» WHAT IS REQUIRED
Go through the entries below and copy each line that holds the word "icon".

────────────────────

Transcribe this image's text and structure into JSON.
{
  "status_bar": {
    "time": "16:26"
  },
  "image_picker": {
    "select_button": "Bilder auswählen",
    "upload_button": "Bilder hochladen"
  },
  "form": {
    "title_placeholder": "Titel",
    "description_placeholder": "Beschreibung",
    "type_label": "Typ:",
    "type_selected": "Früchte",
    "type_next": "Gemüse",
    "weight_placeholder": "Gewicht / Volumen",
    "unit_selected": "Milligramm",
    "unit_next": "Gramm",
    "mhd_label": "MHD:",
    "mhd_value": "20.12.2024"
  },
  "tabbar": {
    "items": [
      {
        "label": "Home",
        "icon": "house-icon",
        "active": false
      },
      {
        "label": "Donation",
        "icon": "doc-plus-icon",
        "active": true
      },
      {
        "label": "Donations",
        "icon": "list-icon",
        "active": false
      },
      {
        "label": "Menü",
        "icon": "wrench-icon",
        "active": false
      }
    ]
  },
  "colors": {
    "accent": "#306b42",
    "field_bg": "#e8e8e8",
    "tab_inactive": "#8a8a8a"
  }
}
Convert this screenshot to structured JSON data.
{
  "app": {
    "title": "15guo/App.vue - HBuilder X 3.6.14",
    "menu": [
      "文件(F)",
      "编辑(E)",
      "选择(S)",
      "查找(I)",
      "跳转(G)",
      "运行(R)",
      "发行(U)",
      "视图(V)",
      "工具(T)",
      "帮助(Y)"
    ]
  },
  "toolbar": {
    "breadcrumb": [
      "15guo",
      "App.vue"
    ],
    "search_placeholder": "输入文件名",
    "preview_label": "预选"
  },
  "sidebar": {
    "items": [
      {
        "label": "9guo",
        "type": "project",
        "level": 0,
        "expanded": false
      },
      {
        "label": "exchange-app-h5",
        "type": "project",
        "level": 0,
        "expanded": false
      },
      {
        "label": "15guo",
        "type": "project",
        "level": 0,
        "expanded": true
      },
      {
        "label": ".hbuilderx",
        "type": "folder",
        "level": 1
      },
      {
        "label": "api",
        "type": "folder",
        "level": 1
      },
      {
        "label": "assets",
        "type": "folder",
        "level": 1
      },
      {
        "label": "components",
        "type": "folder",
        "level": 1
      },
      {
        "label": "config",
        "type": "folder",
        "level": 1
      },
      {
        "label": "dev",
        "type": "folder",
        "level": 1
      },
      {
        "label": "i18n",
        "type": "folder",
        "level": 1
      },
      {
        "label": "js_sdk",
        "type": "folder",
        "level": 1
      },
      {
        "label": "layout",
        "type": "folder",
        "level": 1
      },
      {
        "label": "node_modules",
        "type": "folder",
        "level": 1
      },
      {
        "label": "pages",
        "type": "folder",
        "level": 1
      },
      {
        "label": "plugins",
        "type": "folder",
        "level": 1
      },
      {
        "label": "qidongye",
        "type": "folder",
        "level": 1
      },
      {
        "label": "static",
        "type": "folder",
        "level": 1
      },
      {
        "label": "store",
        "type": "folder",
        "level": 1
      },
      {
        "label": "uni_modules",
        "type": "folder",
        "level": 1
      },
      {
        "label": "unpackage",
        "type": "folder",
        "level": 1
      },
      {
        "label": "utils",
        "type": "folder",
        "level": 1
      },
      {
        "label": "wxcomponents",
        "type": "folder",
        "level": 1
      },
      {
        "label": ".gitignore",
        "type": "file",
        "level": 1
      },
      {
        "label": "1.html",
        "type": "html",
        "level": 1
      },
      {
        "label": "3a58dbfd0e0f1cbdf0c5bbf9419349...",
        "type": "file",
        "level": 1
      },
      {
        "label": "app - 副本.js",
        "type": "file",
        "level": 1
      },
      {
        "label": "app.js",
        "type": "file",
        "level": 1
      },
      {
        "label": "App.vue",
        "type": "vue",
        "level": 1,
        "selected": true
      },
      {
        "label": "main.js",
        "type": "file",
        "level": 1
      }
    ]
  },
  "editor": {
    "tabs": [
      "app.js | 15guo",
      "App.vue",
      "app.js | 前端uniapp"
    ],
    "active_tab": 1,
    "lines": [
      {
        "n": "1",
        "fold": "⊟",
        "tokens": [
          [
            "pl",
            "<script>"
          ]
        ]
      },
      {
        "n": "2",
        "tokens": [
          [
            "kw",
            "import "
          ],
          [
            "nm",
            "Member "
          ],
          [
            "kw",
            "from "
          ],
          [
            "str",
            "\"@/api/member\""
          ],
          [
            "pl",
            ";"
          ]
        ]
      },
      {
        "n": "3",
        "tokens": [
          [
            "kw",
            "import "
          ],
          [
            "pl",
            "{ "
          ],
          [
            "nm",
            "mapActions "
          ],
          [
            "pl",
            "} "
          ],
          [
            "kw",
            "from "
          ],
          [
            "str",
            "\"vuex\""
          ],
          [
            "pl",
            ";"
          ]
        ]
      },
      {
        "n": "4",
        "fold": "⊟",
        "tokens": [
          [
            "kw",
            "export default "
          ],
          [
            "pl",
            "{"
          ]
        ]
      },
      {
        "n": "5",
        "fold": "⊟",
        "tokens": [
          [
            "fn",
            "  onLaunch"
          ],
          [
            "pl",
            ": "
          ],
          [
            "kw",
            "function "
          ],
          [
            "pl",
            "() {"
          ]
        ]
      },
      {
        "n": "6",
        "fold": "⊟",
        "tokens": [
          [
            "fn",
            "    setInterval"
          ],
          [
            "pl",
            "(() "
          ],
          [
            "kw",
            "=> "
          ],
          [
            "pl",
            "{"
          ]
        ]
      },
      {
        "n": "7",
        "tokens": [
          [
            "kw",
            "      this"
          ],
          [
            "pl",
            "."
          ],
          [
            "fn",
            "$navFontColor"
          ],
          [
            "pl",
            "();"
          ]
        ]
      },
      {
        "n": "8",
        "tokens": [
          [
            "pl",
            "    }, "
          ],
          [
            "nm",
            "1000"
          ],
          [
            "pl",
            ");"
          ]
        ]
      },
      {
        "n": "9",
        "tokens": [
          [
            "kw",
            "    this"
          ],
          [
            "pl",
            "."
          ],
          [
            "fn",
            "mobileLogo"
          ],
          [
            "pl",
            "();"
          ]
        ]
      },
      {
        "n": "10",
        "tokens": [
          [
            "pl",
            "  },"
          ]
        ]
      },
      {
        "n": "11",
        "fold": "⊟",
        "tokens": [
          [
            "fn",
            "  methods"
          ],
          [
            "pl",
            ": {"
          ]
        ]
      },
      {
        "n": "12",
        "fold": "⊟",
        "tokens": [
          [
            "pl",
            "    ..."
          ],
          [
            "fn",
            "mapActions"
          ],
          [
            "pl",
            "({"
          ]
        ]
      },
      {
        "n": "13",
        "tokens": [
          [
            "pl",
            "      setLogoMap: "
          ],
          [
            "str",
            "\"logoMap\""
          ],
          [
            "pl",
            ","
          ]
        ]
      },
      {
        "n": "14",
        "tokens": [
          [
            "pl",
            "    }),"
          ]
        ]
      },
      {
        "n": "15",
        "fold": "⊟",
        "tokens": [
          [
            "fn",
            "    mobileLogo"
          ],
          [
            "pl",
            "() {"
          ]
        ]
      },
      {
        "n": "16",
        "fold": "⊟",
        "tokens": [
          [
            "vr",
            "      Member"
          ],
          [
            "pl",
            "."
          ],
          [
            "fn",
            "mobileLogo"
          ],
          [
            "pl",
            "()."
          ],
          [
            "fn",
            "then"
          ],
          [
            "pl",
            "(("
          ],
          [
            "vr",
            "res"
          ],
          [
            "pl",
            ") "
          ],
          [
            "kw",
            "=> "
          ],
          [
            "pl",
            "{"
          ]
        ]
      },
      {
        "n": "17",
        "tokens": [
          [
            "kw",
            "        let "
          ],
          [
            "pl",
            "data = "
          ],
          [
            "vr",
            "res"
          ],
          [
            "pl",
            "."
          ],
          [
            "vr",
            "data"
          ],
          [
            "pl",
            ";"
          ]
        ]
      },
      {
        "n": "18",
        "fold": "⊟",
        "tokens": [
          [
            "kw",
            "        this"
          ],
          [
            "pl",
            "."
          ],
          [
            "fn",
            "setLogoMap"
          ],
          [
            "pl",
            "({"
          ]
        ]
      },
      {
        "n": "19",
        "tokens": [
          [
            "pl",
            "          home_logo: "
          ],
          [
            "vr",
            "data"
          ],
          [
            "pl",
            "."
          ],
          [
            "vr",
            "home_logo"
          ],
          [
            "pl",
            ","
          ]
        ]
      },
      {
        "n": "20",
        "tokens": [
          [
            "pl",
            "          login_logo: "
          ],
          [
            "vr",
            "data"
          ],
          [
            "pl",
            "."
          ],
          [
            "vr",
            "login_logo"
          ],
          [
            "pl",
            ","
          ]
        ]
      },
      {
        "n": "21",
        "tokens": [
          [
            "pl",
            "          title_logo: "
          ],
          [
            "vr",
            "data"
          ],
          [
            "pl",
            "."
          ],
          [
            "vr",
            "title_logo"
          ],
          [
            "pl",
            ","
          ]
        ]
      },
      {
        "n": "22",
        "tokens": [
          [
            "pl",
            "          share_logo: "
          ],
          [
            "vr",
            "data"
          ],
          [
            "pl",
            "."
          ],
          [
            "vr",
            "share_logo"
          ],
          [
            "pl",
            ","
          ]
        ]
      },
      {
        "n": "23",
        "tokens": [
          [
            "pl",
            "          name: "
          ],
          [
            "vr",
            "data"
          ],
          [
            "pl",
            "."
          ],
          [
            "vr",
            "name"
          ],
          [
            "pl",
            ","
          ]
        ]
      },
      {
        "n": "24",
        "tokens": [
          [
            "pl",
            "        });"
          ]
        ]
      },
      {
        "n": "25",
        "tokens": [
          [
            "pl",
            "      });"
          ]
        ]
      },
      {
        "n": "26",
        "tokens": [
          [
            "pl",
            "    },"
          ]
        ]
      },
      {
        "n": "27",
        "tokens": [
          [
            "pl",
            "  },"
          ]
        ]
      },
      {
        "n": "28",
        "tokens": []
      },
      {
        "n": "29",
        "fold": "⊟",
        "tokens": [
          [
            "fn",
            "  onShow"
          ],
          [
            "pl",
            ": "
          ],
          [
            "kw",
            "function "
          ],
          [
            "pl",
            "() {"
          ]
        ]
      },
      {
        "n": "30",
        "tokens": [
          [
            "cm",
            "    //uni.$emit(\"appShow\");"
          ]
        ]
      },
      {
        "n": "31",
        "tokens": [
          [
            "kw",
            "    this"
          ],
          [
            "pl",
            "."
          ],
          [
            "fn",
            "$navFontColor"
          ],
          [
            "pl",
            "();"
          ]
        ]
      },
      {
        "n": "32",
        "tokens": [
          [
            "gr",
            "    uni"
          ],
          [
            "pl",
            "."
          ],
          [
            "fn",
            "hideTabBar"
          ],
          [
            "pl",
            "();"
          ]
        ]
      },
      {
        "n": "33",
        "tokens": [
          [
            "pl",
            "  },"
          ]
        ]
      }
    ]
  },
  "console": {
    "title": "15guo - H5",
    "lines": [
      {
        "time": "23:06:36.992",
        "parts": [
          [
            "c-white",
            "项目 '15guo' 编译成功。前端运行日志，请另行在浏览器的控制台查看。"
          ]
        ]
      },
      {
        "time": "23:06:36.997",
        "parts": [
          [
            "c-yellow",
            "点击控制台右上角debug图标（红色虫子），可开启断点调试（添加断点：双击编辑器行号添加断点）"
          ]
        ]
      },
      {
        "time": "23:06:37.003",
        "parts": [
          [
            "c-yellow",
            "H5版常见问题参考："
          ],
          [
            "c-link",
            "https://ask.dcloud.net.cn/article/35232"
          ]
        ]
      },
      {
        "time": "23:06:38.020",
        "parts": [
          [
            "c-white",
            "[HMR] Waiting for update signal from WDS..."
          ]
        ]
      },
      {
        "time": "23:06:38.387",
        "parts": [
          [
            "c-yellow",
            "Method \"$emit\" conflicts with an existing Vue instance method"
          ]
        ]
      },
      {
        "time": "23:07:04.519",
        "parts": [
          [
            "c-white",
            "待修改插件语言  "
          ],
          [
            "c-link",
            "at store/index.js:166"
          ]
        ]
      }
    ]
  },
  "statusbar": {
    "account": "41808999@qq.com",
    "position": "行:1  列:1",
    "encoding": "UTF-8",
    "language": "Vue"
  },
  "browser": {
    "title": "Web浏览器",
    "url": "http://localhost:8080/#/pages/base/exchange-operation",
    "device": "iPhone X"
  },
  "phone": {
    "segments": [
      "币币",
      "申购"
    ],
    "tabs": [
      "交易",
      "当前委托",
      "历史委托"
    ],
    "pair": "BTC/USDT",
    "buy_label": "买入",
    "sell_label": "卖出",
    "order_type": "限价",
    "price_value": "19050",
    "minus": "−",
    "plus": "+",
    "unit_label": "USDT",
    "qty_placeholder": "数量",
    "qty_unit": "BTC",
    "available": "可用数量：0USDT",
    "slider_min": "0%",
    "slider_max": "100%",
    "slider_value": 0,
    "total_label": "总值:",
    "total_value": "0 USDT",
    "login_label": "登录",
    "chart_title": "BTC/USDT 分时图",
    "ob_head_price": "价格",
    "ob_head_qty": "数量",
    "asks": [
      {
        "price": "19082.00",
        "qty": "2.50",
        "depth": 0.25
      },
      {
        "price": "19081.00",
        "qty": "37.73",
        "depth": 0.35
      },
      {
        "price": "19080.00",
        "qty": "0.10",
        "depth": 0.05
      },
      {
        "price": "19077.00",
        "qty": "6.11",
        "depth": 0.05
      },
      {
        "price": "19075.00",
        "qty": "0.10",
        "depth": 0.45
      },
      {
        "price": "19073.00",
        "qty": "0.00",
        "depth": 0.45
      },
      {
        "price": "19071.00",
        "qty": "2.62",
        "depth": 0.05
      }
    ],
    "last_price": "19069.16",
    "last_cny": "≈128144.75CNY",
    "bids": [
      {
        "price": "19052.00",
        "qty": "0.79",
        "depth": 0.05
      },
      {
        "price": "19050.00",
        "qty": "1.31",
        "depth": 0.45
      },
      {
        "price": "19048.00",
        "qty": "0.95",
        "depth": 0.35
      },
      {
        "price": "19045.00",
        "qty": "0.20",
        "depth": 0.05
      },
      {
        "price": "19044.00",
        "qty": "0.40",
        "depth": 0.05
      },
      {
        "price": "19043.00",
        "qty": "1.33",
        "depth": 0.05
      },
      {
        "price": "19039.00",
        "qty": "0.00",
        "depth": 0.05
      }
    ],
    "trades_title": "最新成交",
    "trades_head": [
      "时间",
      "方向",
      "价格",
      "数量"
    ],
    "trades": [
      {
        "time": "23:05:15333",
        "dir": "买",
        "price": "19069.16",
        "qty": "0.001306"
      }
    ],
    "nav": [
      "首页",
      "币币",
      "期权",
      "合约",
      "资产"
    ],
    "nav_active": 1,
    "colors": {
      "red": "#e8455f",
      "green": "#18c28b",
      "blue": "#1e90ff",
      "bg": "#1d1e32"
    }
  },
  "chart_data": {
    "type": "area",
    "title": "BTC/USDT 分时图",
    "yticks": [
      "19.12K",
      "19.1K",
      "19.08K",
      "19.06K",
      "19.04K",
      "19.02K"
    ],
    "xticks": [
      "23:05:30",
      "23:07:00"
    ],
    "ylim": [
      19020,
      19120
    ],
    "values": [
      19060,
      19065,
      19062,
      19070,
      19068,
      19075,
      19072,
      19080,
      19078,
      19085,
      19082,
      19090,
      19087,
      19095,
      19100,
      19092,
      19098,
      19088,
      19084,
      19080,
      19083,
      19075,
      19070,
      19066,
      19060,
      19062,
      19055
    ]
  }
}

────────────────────

» TASK RESULT
        "icon": "house-icon",
        "icon": "doc-plus-icon",
        "icon": "list-icon",
        "icon": "wrench-icon",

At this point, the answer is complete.